In thanking Edinburgh’s staff for the patience shown as he spent half the season out of action with concussion symptoms, Scotland centre Matt Scott has raised further concerns about player welfare.

The 28-year-old returned to action in March after a five month lay-off caused by a collision that he did not immediately realise had been serious enough to sideline him.

Scott played the remainder of that match in October, before reporting symptoms two days later and received text book treatment at the club he re-joined last summer, but he does not believe those standards are being followed throughout the sport.

HeraldScotland: Matt ScottMatt Scott

READ MORE: Matt Scott's case highlights worrying issue re rugby's on-going concussion problem

“I’ve seen it in the professional game. Guys are saying they have a headache but they just don’t tell (the medics),” said Scott.

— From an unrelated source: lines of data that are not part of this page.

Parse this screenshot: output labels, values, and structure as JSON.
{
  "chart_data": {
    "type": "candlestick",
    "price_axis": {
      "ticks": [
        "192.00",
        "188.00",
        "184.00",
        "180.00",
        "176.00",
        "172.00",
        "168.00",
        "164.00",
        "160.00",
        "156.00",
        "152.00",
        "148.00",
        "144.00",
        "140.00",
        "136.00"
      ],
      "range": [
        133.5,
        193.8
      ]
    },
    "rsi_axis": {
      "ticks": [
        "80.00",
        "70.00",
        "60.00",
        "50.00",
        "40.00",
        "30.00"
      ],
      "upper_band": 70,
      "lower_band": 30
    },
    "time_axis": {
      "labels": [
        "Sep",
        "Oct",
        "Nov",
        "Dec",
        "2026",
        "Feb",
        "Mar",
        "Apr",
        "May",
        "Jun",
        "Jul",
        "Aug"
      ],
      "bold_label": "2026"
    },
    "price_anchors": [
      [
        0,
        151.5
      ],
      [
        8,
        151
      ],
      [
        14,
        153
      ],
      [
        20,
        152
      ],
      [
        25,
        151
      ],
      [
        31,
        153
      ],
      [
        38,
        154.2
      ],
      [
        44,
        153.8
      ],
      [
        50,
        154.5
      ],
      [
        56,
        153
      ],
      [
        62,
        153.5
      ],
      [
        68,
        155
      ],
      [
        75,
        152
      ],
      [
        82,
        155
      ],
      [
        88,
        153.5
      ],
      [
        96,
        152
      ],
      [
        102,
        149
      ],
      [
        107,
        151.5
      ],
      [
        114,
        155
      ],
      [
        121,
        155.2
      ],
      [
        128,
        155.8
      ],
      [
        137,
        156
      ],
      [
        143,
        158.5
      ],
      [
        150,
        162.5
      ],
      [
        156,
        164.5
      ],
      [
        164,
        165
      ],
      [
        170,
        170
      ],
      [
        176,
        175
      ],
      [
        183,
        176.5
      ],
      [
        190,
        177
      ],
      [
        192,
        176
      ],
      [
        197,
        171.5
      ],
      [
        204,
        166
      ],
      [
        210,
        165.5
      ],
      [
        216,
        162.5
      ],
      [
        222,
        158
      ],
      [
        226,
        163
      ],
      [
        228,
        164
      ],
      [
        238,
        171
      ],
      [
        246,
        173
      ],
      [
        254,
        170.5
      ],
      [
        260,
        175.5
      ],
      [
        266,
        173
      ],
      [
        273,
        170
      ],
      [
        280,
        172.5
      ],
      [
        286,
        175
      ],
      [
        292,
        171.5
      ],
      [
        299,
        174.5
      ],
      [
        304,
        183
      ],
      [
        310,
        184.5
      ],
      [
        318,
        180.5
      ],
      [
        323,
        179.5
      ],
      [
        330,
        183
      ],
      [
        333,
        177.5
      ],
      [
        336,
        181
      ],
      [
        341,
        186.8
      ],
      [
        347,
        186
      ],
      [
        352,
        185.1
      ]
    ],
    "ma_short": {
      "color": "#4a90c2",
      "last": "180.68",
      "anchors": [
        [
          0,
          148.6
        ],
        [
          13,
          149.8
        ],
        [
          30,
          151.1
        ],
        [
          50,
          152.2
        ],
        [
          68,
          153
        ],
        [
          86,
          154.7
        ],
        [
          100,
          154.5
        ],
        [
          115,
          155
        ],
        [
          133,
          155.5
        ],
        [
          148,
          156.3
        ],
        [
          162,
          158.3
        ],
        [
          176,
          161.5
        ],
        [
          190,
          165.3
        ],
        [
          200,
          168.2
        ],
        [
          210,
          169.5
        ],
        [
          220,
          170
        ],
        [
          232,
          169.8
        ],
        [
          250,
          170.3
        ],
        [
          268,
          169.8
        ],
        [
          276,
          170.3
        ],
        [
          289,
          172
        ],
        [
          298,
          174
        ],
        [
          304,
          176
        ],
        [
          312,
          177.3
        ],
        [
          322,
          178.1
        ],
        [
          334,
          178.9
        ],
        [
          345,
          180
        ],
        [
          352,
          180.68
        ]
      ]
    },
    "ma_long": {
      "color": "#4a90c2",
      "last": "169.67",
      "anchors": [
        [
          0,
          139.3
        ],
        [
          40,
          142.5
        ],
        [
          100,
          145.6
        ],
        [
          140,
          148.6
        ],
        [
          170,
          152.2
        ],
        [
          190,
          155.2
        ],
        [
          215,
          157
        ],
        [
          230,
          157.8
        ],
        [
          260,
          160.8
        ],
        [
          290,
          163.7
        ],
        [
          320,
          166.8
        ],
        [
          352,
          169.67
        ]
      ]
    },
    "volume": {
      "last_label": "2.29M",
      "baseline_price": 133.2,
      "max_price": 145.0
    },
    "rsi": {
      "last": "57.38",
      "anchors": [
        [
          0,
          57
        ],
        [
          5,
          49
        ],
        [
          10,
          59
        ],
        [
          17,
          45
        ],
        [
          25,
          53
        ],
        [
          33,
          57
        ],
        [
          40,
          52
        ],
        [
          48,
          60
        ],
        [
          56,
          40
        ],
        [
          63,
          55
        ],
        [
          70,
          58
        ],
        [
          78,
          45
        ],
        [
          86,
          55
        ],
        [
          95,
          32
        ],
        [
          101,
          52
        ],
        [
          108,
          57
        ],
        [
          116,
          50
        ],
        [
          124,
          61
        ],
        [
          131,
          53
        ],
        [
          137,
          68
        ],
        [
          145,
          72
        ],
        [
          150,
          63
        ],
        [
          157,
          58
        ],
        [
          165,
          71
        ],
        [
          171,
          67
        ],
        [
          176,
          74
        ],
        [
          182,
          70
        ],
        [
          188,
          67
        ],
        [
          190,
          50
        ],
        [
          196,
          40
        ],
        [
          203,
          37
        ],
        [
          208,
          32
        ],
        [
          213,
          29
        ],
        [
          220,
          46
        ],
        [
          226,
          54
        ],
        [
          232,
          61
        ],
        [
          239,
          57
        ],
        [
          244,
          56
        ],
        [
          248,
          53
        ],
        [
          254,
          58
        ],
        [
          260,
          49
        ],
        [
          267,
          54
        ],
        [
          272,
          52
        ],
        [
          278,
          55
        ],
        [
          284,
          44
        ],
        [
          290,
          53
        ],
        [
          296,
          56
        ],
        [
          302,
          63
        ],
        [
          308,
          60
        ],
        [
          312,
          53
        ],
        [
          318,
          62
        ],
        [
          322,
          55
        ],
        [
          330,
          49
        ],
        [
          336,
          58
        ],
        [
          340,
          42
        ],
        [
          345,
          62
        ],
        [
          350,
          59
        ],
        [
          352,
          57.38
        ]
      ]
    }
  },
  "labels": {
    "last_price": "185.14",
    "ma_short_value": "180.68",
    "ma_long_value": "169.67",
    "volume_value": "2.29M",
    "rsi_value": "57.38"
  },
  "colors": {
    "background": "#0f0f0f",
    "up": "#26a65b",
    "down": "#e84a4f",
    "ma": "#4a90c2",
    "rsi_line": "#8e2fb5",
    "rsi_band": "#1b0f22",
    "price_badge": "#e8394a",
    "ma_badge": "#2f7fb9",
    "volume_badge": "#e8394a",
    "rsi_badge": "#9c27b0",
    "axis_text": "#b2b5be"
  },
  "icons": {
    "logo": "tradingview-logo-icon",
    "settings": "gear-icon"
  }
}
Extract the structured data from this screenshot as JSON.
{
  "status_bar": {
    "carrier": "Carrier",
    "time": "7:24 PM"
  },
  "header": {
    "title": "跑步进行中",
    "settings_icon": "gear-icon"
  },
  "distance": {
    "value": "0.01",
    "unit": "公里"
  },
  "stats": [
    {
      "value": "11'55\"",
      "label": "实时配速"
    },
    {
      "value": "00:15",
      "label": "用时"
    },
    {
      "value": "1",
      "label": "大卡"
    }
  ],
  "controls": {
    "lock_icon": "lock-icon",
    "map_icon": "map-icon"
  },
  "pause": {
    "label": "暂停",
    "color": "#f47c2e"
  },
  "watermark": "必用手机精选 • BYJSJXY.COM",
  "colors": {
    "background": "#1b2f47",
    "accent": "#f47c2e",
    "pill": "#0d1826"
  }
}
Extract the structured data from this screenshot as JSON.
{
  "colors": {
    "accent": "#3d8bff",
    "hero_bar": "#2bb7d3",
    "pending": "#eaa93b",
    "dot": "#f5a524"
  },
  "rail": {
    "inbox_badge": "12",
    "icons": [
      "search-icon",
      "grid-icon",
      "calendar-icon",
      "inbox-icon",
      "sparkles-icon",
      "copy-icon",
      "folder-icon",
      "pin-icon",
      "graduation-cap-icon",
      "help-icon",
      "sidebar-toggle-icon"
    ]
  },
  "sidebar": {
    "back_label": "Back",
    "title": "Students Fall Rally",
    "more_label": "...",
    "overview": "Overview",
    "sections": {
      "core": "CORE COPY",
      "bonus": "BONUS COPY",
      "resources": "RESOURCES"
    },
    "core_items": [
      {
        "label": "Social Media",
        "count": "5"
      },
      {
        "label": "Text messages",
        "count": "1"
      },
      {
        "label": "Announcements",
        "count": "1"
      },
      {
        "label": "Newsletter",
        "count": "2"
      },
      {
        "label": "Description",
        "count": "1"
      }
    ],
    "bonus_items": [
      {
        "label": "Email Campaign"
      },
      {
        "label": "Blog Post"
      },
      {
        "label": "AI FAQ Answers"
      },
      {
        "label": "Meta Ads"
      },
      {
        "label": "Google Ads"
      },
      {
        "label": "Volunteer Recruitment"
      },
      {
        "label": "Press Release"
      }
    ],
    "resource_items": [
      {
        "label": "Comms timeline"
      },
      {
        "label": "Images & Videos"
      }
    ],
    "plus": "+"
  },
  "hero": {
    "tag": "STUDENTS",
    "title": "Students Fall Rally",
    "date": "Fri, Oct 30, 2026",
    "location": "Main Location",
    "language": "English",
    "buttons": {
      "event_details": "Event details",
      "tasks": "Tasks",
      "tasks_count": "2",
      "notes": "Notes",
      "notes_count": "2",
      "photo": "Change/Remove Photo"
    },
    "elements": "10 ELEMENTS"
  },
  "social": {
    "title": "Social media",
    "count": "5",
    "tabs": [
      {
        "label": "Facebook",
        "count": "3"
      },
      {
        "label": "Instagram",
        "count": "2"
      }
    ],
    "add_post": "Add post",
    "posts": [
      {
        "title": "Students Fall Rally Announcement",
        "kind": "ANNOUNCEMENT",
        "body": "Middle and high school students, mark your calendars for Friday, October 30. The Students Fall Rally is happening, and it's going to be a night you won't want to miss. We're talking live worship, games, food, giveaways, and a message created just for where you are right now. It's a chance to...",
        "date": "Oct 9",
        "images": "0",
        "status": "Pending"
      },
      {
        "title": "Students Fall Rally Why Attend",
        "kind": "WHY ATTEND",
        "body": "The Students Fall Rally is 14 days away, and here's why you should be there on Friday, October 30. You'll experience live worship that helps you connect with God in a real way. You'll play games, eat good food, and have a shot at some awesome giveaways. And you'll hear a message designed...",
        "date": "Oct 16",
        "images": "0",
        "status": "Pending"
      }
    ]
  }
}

“It is easy to say I would never play with a headache, but you’ve got guys who are perhaps coming to the last two or three months of their contracts, they don’t have a club for next year, and they’re thinking, ‘I’ve got a bit of a headache but I’m not going to declare that because I need to play for a club because no one will pick me up if I’ve not played with the concussion.’

“In an ideal world you wouldn’t play with a concussion, but even coming up to World Cup time, if somebody picks up a head knock before they get on the plane to Japan... do you mention it or do you not?”

Scott also cited the case currently being pursued by former Canadian international against French Top 14 team Clermont Auvergne, relating to the consequences of head injuries suffered during his career, as cause for concern.

“If you’re thinking about moving to France you do have to think.

“If I was in that situation in a French club I reckon they would be saying ‘play or we don’t pay you’. I don’t think I would have been given the same treatment as I have been here,” he claimed.

“That’s maybe a bit of a generalisation, but Cockers (Edinburgh head coach Richard Cockerill) never once asked me when I would be back.

“It was always just ‘come back when you’re ready’. That was really good.”